While Muslim law does recognise the distinction between corpus of the property (ayn) and the usufruct (manafi), over the corpus of the property, the law permits only absolute dominion over the corpus of the property through gift (made during the life time or under a Will), but permits a life estate in the usufruct
Latest News »
- Scientists develop prosthetic limbs that take feedback from human body
- Presential polls: Ram Nath Kovind to kick-start nation-wide tour from UP tomorrow
- MP minister Narottam Mishra disqualified for 3 years over election expenditure
- Civil nuclear deal will be part of Narendra Modi - Donald Trump discussions: White House
- J&K: 3 more arrested for DSP’s mob lynching in Srinagar
I am a Sunni Muslim senior citizen, and was married according to Muslim personal law. My wife and I want to retain the assets with us during our lifetime. After the demise of either of us, we want all the assets to go to the surviving spouse, and after the demise of both, the assets should get divided equally between our two daughters, our only children. Please advise if there is any way we can ensure this.
While answering your query, we have presumed that your wife is also a Sunni Muslim. According to Muslim personal law as applicable to Sunni Muslims (unless married under the Special Marriage Act, 1954), except with the consent of all the heirs of the testator (being persons entitled to the estate of the deceased in the absence of a Will, as per the laws of succession applicable to such deceased) the testator cannot:
(i) dispose by Will more than one-third of his or her estate (after payment of funeral expenses and debts) and/or,
(ii) make a bequest of any of his or her assets to an heir.
The only scenario in which a testamentary disposition (i.e. a disposition by Will) is binding upon the heirs is where the bequest does not exceed the one- third of the estate of the testator and is made to a person who is not an heir. In order to overcome these restrictions, so that the testator can make a valid bequest in excess of one-third of his properties, or a bequest to an heir), such a bequest would need to be validated by the consent of all the heirs (namely the persons who would be entitled to the estate of the testator in the absence of a Will as per the applicable law) after the death of the testator.

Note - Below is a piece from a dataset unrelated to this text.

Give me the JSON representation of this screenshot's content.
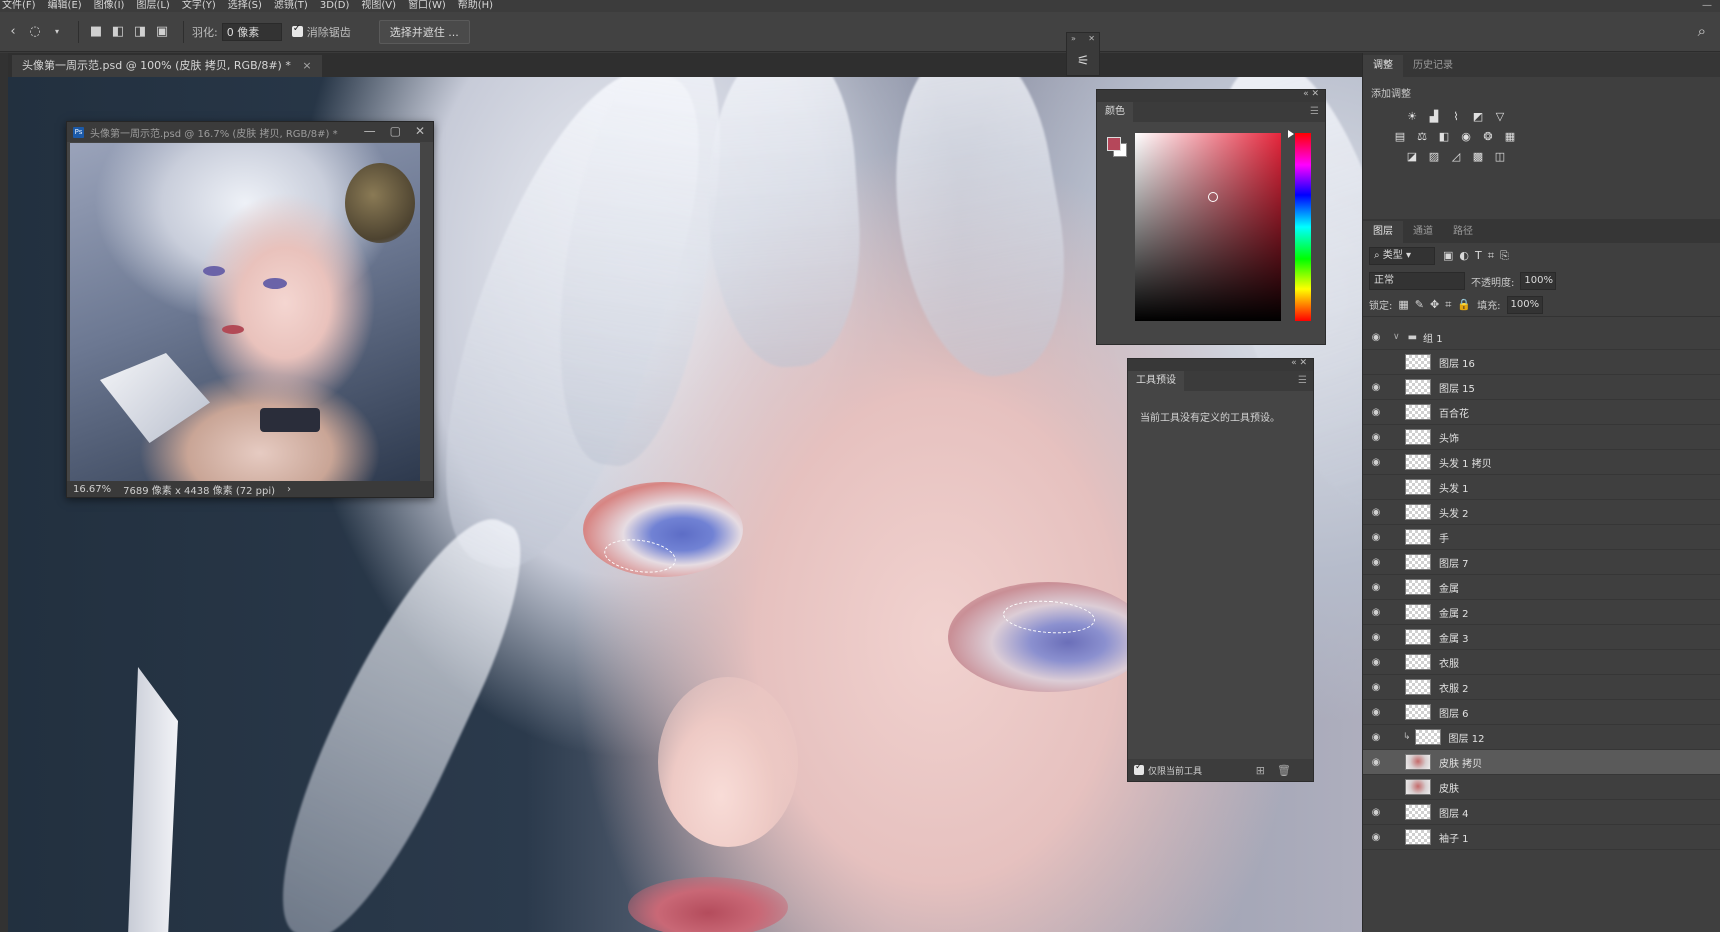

In the event that any of the heirs does not consent to such disposition, her share in the estate (as prescribed by Muslim personal law as applicable to Sunni Muslims) would devolve upon such heir.

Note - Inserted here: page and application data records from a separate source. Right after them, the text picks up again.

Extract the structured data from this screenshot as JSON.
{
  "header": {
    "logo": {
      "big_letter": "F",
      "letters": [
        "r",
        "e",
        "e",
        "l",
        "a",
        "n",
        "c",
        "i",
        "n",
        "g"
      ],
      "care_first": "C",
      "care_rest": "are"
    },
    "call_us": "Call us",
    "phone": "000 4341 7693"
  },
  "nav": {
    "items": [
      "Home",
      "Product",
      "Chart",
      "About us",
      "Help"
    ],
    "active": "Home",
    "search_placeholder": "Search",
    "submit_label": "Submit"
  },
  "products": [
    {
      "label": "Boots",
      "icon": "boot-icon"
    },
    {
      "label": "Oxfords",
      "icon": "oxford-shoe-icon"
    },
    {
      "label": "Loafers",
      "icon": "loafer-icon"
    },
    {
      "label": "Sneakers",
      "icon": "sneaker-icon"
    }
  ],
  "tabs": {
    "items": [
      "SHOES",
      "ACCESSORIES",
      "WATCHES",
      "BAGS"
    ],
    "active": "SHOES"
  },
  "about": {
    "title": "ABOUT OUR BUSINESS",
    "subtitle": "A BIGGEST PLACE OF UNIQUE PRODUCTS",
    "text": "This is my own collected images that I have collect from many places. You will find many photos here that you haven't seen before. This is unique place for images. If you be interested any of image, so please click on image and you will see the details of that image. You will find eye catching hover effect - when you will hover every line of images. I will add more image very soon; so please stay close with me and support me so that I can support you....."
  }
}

I understand that you and your wife would like to bequeath your respective estates to your two daughters absolutely subject to a life interest in favour of either of you (being the survivor between the two of you).
While Muslim law does recognise the distinction between corpus of the property (ayn) and the usufruct (manafi), over the corpus of the property, the law permits only absolute dominion over the corpus of the property through gift (made during the life time or under a Will), but permits a life estate in the usufruct.
Subject to the rule for bequests by a Mohammedan being complied with (namely the consent of the heirs being obtained as applicable), you may make a bequest of the estate corpus to your daughters with a right to enjoy usufruct being bequeathed to your spouse till she lives.
Thus, it is possible to give your spouse a life interest in the usufruct of the property and bequeath the corpus to your two daughters. Your wife can follow the same procedure in respect of her Will and the devolution of her properties.
Queries and views at email@example.com